In 2019, my boss forwarded me a link to the Mental Health First Aid training as she knew I had a passion for sharing tips about wellbeing, and thought it would give me more of a platform to be able to do this. I once mentioned to 2 colleagues that I’d been feeling a bit off recently, and both of them said ‘me too’ – they would never have told me that if I hadn’t opened up to them first, so I believe that a lot of people are struggling on their own, thinking there’s no one out there who will listen. People are at the heart of everything, and if people are happy and feel looked after, they will do their best work.
To me it’s a no-brainer that mental health and work productivity are linked.
What is Mental Health First Aid, and how does it differ from traditional first aid?
When I first heard about Mental Health First Aid, I assumed it would be mainly around suicide prevention – helping people when there is an immediate risk to life – but there are actually 3 main areas within MHFA: Trying to prevent people who don’t currently have a mental health condition from developing one, helping those who do have a diagnosable condition and preventing them getting worse, and generally promoting good wellbeing. We are not medical professionals – we don’t diagnose people, but we want to signpost people towards support which is appropriate for them, and provide a listening ear when needed.
How you prioritize and balance your work in both science and mental health?

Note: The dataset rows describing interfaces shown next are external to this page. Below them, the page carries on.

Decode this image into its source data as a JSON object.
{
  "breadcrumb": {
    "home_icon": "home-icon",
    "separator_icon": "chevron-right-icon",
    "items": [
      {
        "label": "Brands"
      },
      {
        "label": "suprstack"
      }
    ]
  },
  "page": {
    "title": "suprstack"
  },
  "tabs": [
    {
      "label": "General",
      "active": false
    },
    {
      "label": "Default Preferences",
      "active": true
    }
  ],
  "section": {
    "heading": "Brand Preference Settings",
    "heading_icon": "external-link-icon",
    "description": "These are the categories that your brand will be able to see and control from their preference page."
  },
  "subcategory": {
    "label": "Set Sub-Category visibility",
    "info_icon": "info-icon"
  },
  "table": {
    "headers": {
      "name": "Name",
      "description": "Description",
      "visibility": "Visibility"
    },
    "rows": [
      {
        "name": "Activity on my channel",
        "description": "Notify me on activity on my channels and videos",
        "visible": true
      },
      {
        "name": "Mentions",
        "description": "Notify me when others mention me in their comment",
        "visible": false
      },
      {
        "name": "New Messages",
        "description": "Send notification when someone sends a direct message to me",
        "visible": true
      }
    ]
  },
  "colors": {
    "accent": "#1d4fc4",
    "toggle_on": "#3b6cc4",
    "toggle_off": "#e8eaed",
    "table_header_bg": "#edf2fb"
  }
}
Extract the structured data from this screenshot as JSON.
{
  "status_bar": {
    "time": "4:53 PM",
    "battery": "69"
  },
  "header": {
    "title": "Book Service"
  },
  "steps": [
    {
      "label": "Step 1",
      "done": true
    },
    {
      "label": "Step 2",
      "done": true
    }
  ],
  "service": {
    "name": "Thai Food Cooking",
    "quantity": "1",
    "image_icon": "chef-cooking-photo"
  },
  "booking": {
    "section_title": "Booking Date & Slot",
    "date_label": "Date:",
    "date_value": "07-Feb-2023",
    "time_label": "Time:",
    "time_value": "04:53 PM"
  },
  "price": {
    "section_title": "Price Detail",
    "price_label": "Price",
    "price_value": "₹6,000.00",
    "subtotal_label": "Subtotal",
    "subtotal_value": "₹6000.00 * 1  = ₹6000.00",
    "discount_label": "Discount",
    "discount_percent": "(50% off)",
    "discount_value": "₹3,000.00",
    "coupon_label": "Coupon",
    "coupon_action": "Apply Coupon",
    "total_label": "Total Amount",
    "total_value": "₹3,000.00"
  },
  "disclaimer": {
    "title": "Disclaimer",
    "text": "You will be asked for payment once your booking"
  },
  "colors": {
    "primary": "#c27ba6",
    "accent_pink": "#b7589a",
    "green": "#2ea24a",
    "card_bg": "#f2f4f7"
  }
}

I’m really lucky to work in a role where I can contribute to cultural activities as well as doing my normal day job. With mental health conversations, there is normally an urgency to them, so part of being a Mental Health First Aider (MHFA) involves putting the day job on hold to deal with a person in crisis, but being able to know when you’re spending too much time with someone. The point of MHFA is to be there for someone, but share organisations who will be better placed to help them in the long run. I’ve found it really helps to be flexible when it comes to science too – you can plan your day to perfection but then an urgent issue will come along and you have to drop everything!
How can Mental Health First Aid training help reduce stigma around mental health issues and promote more open and supportive conversations about mental health?
One thing I have discovered through MHFA is the Wellness Action Plan (WAP) which has been developed by Mind. A WAP is a document filled out by you and discussed confidentially with your manager – its aim is to keep everyone mentally healthy at work. It asks you things like ‘what causes you to have poor mental health at work’ (and if there’s anything your manager can do about it), ‘how can your manager help you stay mentally healthy’, and any early warning signs that your manager can pick up on if you’re struggling. I think this is such a valuable document, whether you have a mental health condition or not – we’re all unique and have different needs, and any way we can be more comfortable at work can only be a good thing for your productivity. These documents can be found on Mind’s website here – Home – Mind
What advice would you give to young women who are interested in pursuing careers in science?
Follow your dreams! There’s no reason why you can’t be a scientist or engineer. Someone once told me that skills can be taught, but the attitude can’t be – I thought that was really powerful, so make sure you’re not afraid to share your enthusiasm and true personality in situations like interviews. Don’t expect to know everything straight away and don’t be afraid to ask for help if you’re unsure. If you’re not interested in going to university, it is possible to get a good job in science, but it won’t be easy – be prepared to start from the bottom and work your way up every time you get a new job (particularly in the early days). Try and say ‘yes’ to every opportunity you can – sometimes all you need is a foot in the door somewhere, then you can start to prove yourself.